What the exercise asks — Would you copy every line of the listing below that includes the word "nickname"?

====== The input

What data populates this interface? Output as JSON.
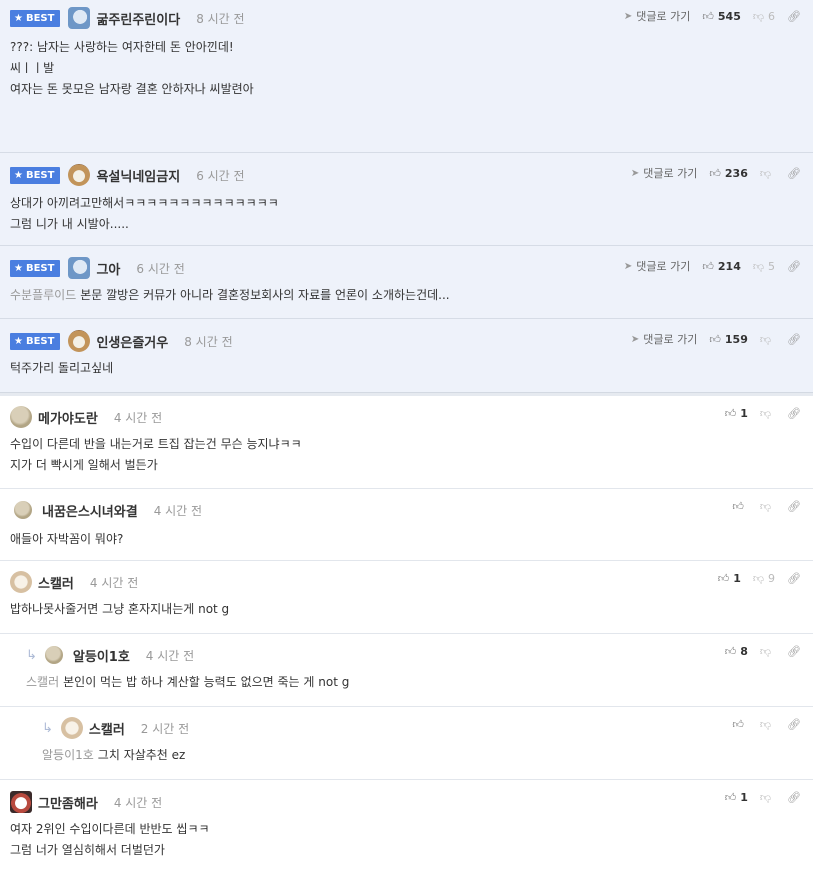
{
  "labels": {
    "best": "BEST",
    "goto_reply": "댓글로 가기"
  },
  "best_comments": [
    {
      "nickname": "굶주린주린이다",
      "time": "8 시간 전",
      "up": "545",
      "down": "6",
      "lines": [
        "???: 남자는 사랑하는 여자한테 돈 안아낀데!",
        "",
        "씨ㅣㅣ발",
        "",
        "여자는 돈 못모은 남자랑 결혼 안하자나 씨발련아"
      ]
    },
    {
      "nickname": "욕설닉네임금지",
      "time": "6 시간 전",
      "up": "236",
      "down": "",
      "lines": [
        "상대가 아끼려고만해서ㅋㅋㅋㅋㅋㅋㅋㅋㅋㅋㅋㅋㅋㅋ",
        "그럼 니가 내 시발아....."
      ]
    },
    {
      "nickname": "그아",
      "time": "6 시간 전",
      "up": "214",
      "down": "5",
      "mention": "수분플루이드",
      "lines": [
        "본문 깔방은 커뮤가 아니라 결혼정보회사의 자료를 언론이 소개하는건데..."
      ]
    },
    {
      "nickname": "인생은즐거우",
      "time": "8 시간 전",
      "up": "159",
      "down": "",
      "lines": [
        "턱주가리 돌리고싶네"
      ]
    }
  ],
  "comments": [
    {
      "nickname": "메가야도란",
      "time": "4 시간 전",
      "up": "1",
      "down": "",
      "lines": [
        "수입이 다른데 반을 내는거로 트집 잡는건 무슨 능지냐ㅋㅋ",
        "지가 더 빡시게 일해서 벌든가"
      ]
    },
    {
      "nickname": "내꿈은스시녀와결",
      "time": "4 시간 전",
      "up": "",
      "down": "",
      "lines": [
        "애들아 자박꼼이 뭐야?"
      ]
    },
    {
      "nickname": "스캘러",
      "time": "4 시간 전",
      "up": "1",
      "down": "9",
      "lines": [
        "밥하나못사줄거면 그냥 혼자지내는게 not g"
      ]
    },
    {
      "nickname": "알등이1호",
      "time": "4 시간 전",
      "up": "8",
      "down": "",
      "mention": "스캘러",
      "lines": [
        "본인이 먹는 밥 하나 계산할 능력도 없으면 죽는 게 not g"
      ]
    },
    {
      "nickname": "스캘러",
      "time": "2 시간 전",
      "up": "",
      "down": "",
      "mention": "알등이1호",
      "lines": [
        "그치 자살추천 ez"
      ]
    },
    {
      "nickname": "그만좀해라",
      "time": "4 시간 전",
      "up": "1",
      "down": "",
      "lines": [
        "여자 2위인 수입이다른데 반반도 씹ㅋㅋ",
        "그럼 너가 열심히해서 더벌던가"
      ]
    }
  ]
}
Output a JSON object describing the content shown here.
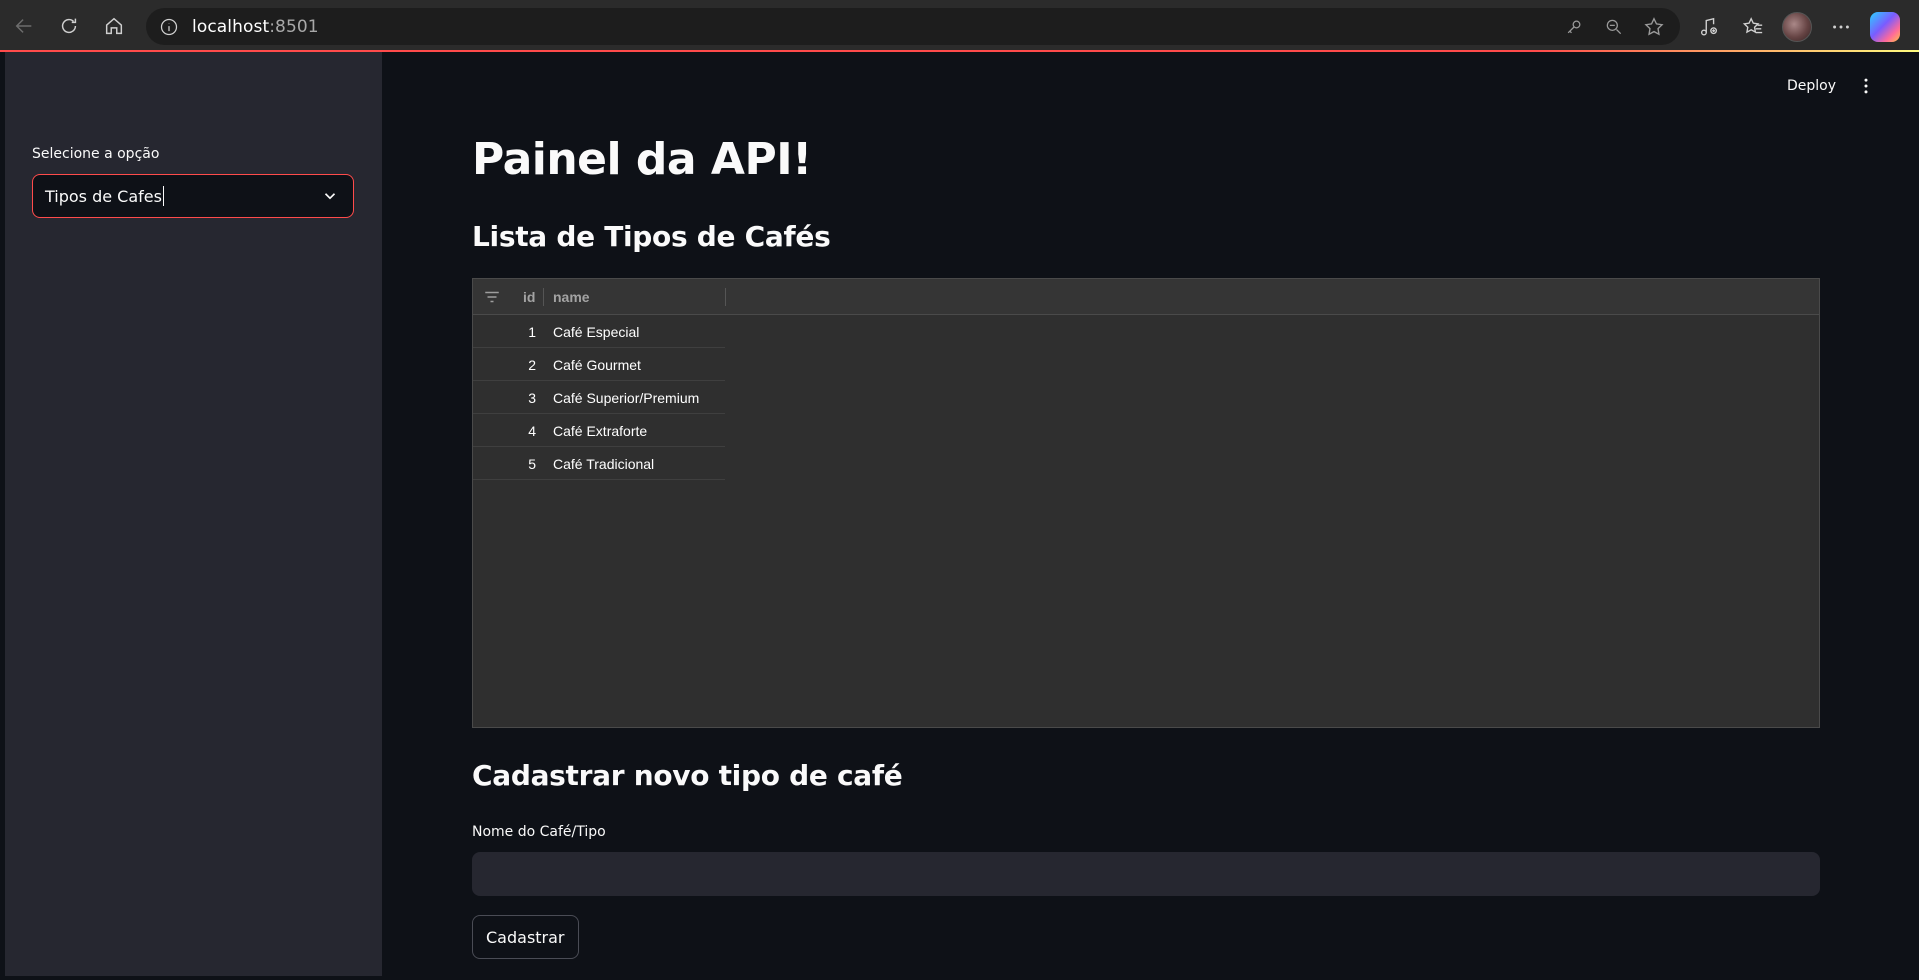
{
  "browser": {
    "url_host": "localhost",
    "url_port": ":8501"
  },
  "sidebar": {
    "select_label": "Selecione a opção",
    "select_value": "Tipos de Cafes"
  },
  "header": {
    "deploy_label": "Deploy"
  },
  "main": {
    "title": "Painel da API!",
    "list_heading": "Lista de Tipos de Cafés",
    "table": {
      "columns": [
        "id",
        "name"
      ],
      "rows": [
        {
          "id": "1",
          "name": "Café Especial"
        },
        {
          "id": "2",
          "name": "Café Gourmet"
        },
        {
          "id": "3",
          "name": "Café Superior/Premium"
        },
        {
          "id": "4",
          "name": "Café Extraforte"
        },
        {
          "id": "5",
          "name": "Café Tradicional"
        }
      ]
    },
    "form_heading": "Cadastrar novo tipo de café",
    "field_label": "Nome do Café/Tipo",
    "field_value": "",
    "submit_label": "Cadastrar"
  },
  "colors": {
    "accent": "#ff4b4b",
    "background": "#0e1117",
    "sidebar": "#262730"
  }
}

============

Written answer —
      "nickname": "굶주린주린이다",
      "nickname": "욕설닉네임금지",
      "nickname": "그아",
      "nickname": "인생은즐거우",
      "nickname": "메가야도란",
      "nickname": "내꿈은스시녀와결",
      "nickname": "스캘러",
      "nickname": "알등이1호",
      "nickname": "스캘러",
      "nickname": "그만좀해라",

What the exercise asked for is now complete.